Princeton students are proud to be a part of a longstanding tradition that places the design of their environment front and center in their education. As future leaders like Hobson, they will be the patrons, leaders, and builders that mold our world during the coming century. As members of a community, they are truly rooted in the place called Princeton University, in the Borough of Princeton, in a state that has always valued both education and the environment. Moreover, previous officials at the university have resisted attempts by donors to destroy key portions of the historic campus, instead directing development into areas that could tolerate different styles and scales of building. Their efforts—like those of Cram, Stewardson, Venturi, and Williams—ensured that one of America’s truly great university campuses would remain a beacon for our best and brightest young minds. Today, the university’s top ranking indicates just how important their work was to its mission.
Mellody Hobson, despite her good intentions, does not recognize that forsaking tradition will result in a “cultural and architectural decline” at her alma mater. She needs to become architecturally literate, just as she suggests others achieve financial literacy and insists on racial diversity in the workplace. She could do no better than to follow her Chinese-American predecessor, Gordon Wu Ying-Sheung, by pressing for architecture that represents continuity rather than obtrusive change.

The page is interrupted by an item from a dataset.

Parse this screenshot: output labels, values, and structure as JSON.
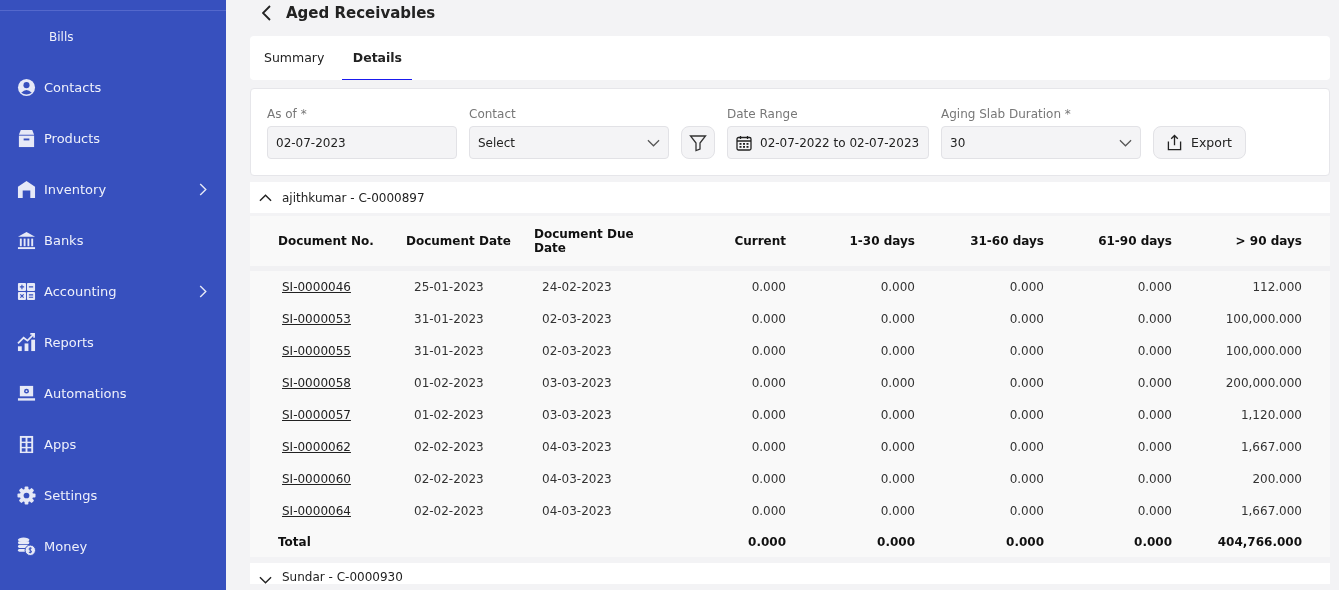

Featured image: Blair Hall, designed by John Stewardson and Walter Cope (1896). All photos by the author.